Something similar happens in the startup community in Europe these days. People start companies, write business plans, meet with investors, talk about term sheets and exits. But in reality most Europeans don’t actually understand the substance of the system—the business plans are wooden headphones and term sheets are fabricated control towers. Repeating the form of US-based startups without a real understanding of how much the deep and complex ecosystem of Silicon Valley contributes to the success of VC-funded US startups won’t bring prosperity to companies coming from Europe.

In order to overcome the limitations of not being in the Valley and to avoid the the cargo cult mentality, I had to adjust the typical model. I’m on my third attempt to get the trans-Atlantic startup model right.

I started my first “global” startup in Prague in the summer of 1997. I was so impressed by Marc Andreessen and Netscape that I wanted to build something similar. And so I started NetBeans and sent the business plan to Esther Dyson. Esther introduced me to her friends in Silicon Valley. And that’s when I first realized that I had no idea how the system works.

And so NetBeans was marketed in the US, we raised money here but the engineering team was always based in Prague. We were ultimately able to build the company on a shoestring. Eighteen months later we got a call from Sun Microsystems and we agreed to sell our baby. I did not know until the last day if my transaction was going to happen.

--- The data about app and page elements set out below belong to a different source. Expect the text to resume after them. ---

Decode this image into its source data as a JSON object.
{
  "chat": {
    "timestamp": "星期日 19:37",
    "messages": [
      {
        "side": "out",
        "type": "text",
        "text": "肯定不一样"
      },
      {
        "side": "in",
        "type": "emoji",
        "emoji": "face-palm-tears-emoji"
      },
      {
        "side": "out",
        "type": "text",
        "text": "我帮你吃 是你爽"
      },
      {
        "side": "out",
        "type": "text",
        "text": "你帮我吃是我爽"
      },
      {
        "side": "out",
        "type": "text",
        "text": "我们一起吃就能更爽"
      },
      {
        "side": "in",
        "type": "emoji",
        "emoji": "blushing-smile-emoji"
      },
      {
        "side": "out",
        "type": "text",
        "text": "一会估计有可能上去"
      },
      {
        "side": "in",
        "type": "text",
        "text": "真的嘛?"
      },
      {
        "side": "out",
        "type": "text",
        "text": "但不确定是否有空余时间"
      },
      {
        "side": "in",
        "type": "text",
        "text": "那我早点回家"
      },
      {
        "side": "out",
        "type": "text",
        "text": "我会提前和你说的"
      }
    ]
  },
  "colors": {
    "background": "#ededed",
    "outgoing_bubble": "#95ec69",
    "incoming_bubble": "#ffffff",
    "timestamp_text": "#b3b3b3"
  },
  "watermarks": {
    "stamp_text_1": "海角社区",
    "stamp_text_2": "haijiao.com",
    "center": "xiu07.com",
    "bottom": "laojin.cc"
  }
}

I had spent all my money (and more) on lawyers and advisors and there was no break-up fee in the term sheet. Startups are absolutely not for the faint of heart.

I thought Systinet would be very similar, but it turned out quite different. We started working on the code in Prague in 2000. By the time I got here after the Summer of 2001, the situation did not look so rosy. Fortunately we managed to get the attention of the VC community; by Christmas time we received a $21M term sheet from Warburg Pincus. In November 2005 we signed a term sheet with Mercury Interactive for $105M. What we did not know is that during the due diligence, Mercury would be investigated by the SEC for stock option backdating and the company was delisted from Nasdaq. Not a pleasant experience for a small startup going through a very disruptive (and expensive) process of being acquired. Mercury was eventuaally acquired by HP.

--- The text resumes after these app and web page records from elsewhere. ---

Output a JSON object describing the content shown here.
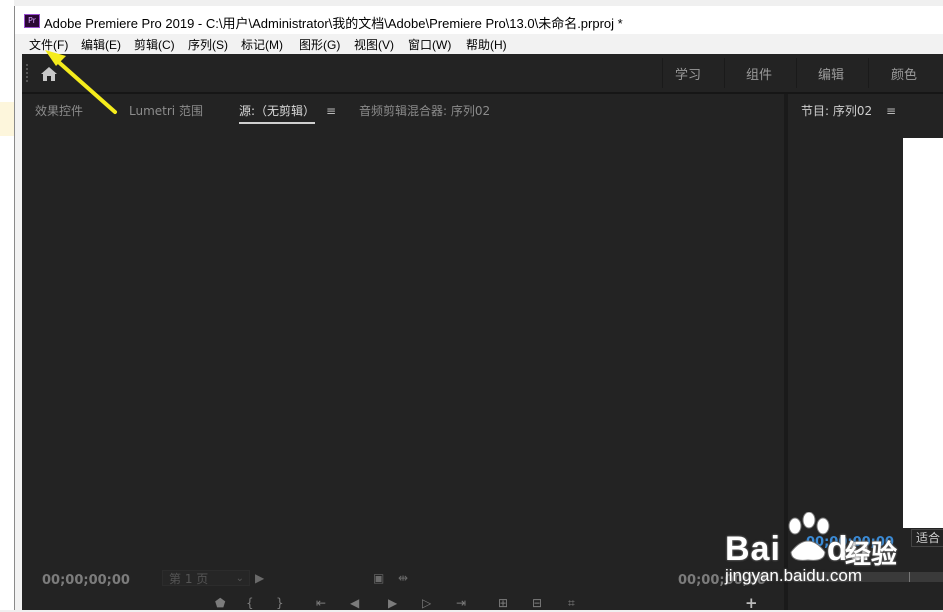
{
  "window": {
    "title": "Adobe Premiere Pro 2019 - C:\\用户\\Administrator\\我的文档\\Adobe\\Premiere Pro\\13.0\\未命名.prproj *",
    "app_icon": "Pr"
  },
  "menubar": {
    "items": [
      {
        "label": "文件(F)"
      },
      {
        "label": "编辑(E)"
      },
      {
        "label": "剪辑(C)"
      },
      {
        "label": "序列(S)"
      },
      {
        "label": "标记(M)"
      },
      {
        "label": "图形(G)"
      },
      {
        "label": "视图(V)"
      },
      {
        "label": "窗口(W)"
      },
      {
        "label": "帮助(H)"
      }
    ]
  },
  "header": {
    "home_icon": "home-icon",
    "workspaces": [
      {
        "label": "学习"
      },
      {
        "label": "组件"
      },
      {
        "label": "编辑"
      },
      {
        "label": "颜色"
      }
    ]
  },
  "source_panel": {
    "tabs": [
      {
        "label": "效果控件",
        "active": false
      },
      {
        "label": "Lumetri 范围",
        "active": false
      },
      {
        "label": "源:（无剪辑）",
        "active": true
      },
      {
        "label": "音频剪辑混合器: 序列02",
        "active": false
      }
    ],
    "menu_icon": "≡",
    "timecode_left": "00;00;00;00",
    "page_label": "第 1 页",
    "timecode_right": "00;00;00;00"
  },
  "program_panel": {
    "title": "节目: 序列02",
    "menu_icon": "≡",
    "fit_label": "适合",
    "timecode": "00;00;00;00"
  },
  "watermark": {
    "brand": "Bai",
    "brand_end": "du",
    "product": "经验",
    "url": "jingyan.baidu.com"
  },
  "colors": {
    "app_bg": "#1d1d1d",
    "panel_bg": "#232323",
    "timecode_blue": "#3b8bd6",
    "arrow": "#f5ec1c"
  }
}
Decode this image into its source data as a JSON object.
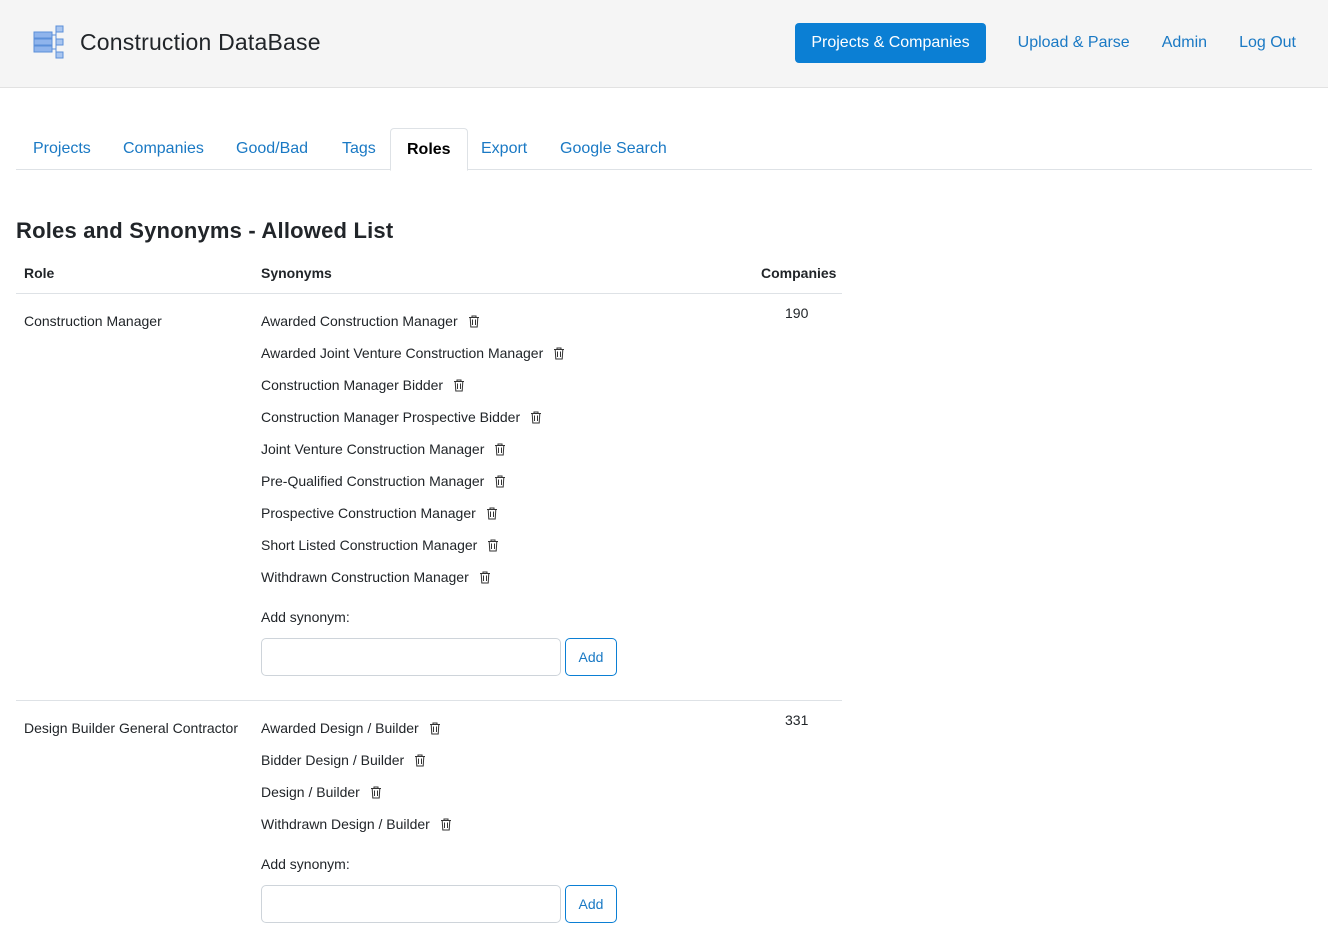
{
  "app": {
    "title": "Construction DataBase"
  },
  "nav": {
    "projects_companies": "Projects & Companies",
    "upload_parse": "Upload & Parse",
    "admin": "Admin",
    "logout": "Log Out"
  },
  "tabs": [
    "Projects",
    "Companies",
    "Good/Bad",
    "Tags",
    "Roles",
    "Export",
    "Google Search"
  ],
  "active_tab": "Roles",
  "page_title": "Roles and Synonyms - Allowed List",
  "table": {
    "headers": {
      "role": "Role",
      "synonyms": "Synonyms",
      "companies": "Companies"
    },
    "rows": [
      {
        "role": "Construction Manager",
        "companies": "190",
        "synonyms": [
          "Awarded Construction Manager",
          "Awarded Joint Venture Construction Manager",
          "Construction Manager Bidder",
          "Construction Manager Prospective Bidder",
          "Joint Venture Construction Manager",
          "Pre-Qualified Construction Manager",
          "Prospective Construction Manager",
          "Short Listed Construction Manager",
          "Withdrawn Construction Manager"
        ],
        "add_label": "Add synonym:",
        "add_value": "",
        "add_button": "Add"
      },
      {
        "role": "Design Builder General Contractor",
        "companies": "331",
        "synonyms": [
          "Awarded Design / Builder",
          "Bidder Design / Builder",
          "Design / Builder",
          "Withdrawn Design / Builder"
        ],
        "add_label": "Add synonym:",
        "add_value": "",
        "add_button": "Add"
      }
    ]
  },
  "icons": {
    "brand": "database-icon",
    "delete": "trash-icon"
  },
  "colors": {
    "primary": "#0b7fd4",
    "link": "#1a79c4"
  }
}
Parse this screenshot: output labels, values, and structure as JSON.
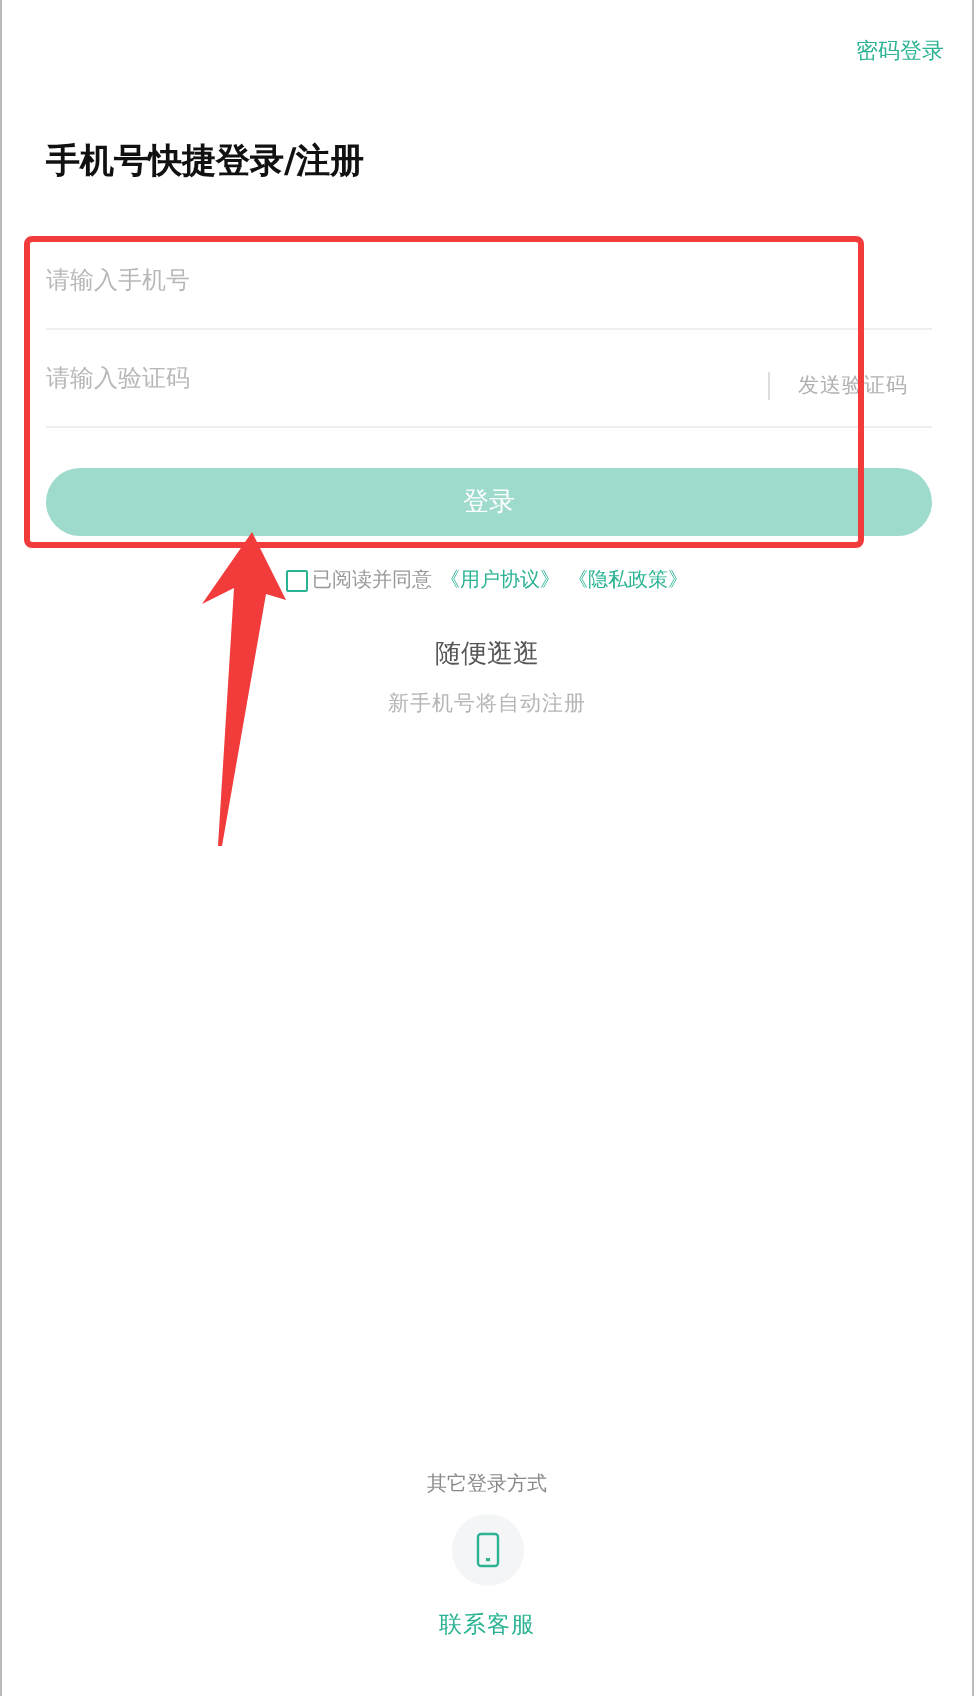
{
  "top_link": "密码登录",
  "title": "手机号快捷登录/注册",
  "phone_field": {
    "placeholder": "请输入手机号"
  },
  "code_field": {
    "placeholder": "请输入验证码"
  },
  "send_code": "发送验证码",
  "login_button": {
    "label": "登录",
    "disabled": true
  },
  "agreement": {
    "checked": false,
    "text": "已阅读并同意",
    "links": [
      "《用户协议》",
      "《隐私政策》"
    ]
  },
  "browse": {
    "label": "随便逛逛",
    "hint": "新手机号将自动注册"
  },
  "other_login": {
    "label": "其它登录方式"
  },
  "contact": "联系客服"
}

I am now working on my third startup: Good Data.

I am a huge fan of the Customer Development Model by Steve Blank, but it assumes that the company can continue spending money on engineering and market/product fit tests until the target market is actually validated. And as much as I like the startup ecosystem here it seems to me that the people cost of software development forces startups to launch half-baked products. Very few companies can make the “Four Steps to the Epiphany” work financially – this is one reason having engineering located in a cheaper country from day one is a major plus.

Good Data is still early but we managed to raise money from Marc Andreessen (among others)—the same person who inspired me to start NetBeans. Since Good Data was born in the cloud, we own no hardware (except notebooks), we have no PR agency, we do no outbound marketing, there are no software downloads, but we’re able to release a new version of our service to our customers twice a month. Startups are cheaper to operate these days, and technology helps us be much more agile than ten years ago—agile throughout our business. And being here in the Valley lets us be part of new trends—we can move even faster.

My advice is always the same to European entrepreneurs: emulating and competing with Silicon Valley startups in Europe looks easy but the substance is quite a bit more complicated. You just cannot compete with Silicon Valley completely from the outside. Europeans—and all entrepreneurs—should consider that bootstrapping and focus on local markets is usually a better way to obtain the material wealth of the advanced culture rather than through magical thinking, religious rituals and practices.